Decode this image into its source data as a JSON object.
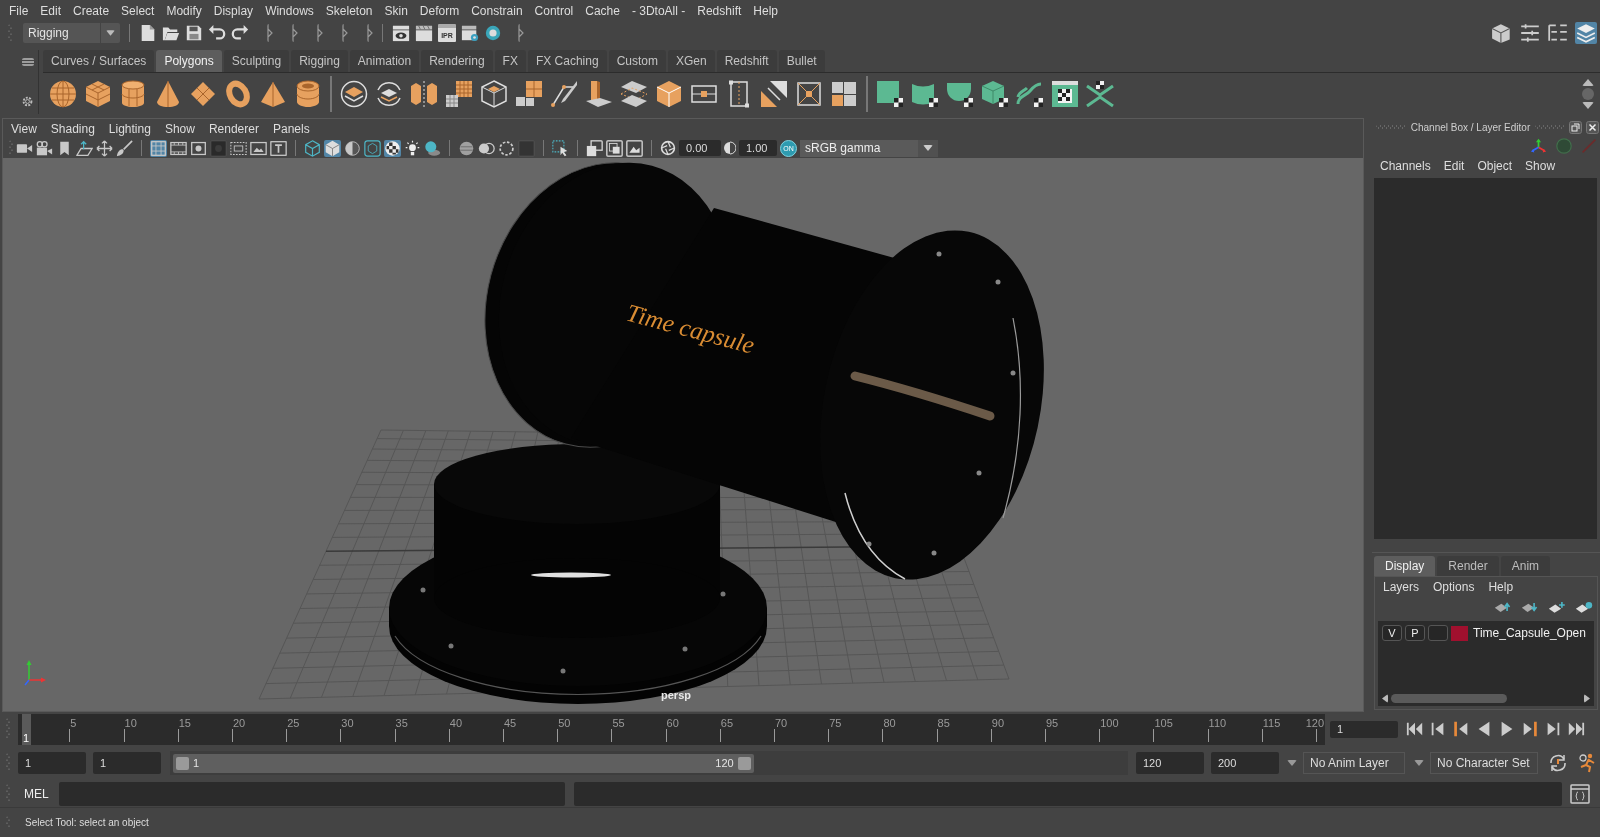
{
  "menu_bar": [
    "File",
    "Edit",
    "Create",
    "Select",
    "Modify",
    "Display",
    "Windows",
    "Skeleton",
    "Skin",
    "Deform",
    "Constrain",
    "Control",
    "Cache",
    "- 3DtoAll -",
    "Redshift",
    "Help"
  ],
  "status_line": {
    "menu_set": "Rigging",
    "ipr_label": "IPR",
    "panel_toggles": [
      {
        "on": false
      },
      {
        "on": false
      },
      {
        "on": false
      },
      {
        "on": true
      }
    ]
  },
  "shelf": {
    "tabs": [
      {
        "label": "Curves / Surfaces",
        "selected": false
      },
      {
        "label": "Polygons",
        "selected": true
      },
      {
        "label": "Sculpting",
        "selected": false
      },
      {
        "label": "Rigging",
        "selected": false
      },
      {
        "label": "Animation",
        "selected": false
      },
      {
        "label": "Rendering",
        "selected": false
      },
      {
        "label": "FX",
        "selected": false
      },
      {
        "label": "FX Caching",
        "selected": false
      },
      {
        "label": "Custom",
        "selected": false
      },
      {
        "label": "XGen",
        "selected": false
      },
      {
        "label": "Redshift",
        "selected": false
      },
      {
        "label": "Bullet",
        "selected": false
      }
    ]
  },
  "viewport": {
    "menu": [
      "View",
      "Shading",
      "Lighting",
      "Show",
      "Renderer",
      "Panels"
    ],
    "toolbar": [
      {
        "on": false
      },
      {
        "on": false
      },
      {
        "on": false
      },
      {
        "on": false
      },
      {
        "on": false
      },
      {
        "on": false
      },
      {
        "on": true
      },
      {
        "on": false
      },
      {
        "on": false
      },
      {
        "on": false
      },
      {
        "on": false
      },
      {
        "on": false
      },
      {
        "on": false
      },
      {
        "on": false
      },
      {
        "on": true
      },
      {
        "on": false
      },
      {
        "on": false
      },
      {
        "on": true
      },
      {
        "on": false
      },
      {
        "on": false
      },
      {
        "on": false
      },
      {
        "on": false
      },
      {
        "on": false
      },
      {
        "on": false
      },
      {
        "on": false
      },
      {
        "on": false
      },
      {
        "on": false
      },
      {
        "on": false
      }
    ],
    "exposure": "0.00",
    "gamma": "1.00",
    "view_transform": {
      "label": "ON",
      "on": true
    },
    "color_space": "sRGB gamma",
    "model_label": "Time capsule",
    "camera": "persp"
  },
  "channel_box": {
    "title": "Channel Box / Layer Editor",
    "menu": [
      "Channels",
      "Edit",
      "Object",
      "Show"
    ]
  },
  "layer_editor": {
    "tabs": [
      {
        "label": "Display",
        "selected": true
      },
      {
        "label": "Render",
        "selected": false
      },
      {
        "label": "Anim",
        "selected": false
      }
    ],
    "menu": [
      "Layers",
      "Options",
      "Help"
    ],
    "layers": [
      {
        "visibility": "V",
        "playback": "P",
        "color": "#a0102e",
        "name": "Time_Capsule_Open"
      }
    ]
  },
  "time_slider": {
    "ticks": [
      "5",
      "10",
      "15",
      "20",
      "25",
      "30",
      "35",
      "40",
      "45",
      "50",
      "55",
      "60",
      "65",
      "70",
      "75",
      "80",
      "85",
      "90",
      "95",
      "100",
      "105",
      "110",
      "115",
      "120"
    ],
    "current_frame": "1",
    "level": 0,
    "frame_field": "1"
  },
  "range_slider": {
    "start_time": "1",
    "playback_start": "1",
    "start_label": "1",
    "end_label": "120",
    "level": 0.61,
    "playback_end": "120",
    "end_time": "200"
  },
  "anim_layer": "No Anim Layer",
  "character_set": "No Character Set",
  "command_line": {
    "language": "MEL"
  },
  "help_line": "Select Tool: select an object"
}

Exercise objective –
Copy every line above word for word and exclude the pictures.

Response box –
Decode this image into its source data as a JSON object.
{
  "menu_bar": [
    "File",
    "Edit",
    "Create",
    "Select",
    "Modify",
    "Display",
    "Windows",
    "Skeleton",
    "Skin",
    "Deform",
    "Constrain",
    "Control",
    "Cache",
    "- 3DtoAll -",
    "Redshift",
    "Help"
  ],
  "status_line": {
    "menu_set": "Rigging",
    "ipr_label": "IPR",
    "panel_toggles": [
      {
        "on": false
      },
      {
        "on": false
      },
      {
        "on": false
      },
      {
        "on": true
      }
    ]
  },
  "shelf": {
    "tabs": [
      {
        "label": "Curves / Surfaces",
        "selected": false
      },
      {
        "label": "Polygons",
        "selected": true
      },
      {
        "label": "Sculpting",
        "selected": false
      },
      {
        "label": "Rigging",
        "selected": false
      },
      {
        "label": "Animation",
        "selected": false
      },
      {
        "label": "Rendering",
        "selected": false
      },
      {
        "label": "FX",
        "selected": false
      },
      {
        "label": "FX Caching",
        "selected": false
      },
      {
        "label": "Custom",
        "selected": false
      },
      {
        "label": "XGen",
        "selected": false
      },
      {
        "label": "Redshift",
        "selected": false
      },
      {
        "label": "Bullet",
        "selected": false
      }
    ]
  },
  "viewport": {
    "menu": [
      "View",
      "Shading",
      "Lighting",
      "Show",
      "Renderer",
      "Panels"
    ],
    "toolbar": [
      {
        "on": false
      },
      {
        "on": false
      },
      {
        "on": false
      },
      {
        "on": false
      },
      {
        "on": false
      },
      {
        "on": false
      },
      {
        "on": true
      },
      {
        "on": false
      },
      {
        "on": false
      },
      {
        "on": false
      },
      {
        "on": false
      },
      {
        "on": false
      },
      {
        "on": false
      },
      {
        "on": false
      },
      {
        "on": true
      },
      {
        "on": false
      },
      {
        "on": false
      },
      {
        "on": true
      },
      {
        "on": false
      },
      {
        "on": false
      },
      {
        "on": false
      },
      {
        "on": false
      },
      {
        "on": false
      },
      {
        "on": false
      },
      {
        "on": false
      },
      {
        "on": false
      },
      {
        "on": false
      },
      {
        "on": false
      }
    ],
    "exposure": "0.00",
    "gamma": "1.00",
    "view_transform": {
      "label": "ON",
      "on": true
    },
    "color_space": "sRGB gamma",
    "model_label": "Time capsule",
    "camera": "persp"
  },
  "channel_box": {
    "title": "Channel Box / Layer Editor",
    "menu": [
      "Channels",
      "Edit",
      "Object",
      "Show"
    ]
  },
  "layer_editor": {
    "tabs": [
      {
        "label": "Display",
        "selected": true
      },
      {
        "label": "Render",
        "selected": false
      },
      {
        "label": "Anim",
        "selected": false
      }
    ],
    "menu": [
      "Layers",
      "Options",
      "Help"
    ],
    "layers": [
      {
        "visibility": "V",
        "playback": "P",
        "color": "#a0102e",
        "name": "Time_Capsule_Open"
      }
    ]
  },
  "time_slider": {
    "ticks": [
      "5",
      "10",
      "15",
      "20",
      "25",
      "30",
      "35",
      "40",
      "45",
      "50",
      "55",
      "60",
      "65",
      "70",
      "75",
      "80",
      "85",
      "90",
      "95",
      "100",
      "105",
      "110",
      "115",
      "120"
    ],
    "current_frame": "1",
    "level": 0,
    "frame_field": "1"
  },
  "range_slider": {
    "start_time": "1",
    "playback_start": "1",
    "start_label": "1",
    "end_label": "120",
    "level": 0.61,
    "playback_end": "120",
    "end_time": "200"
  },
  "anim_layer": "No Anim Layer",
  "character_set": "No Character Set",
  "command_line": {
    "language": "MEL"
  },
  "help_line": "Select Tool: select an object"
}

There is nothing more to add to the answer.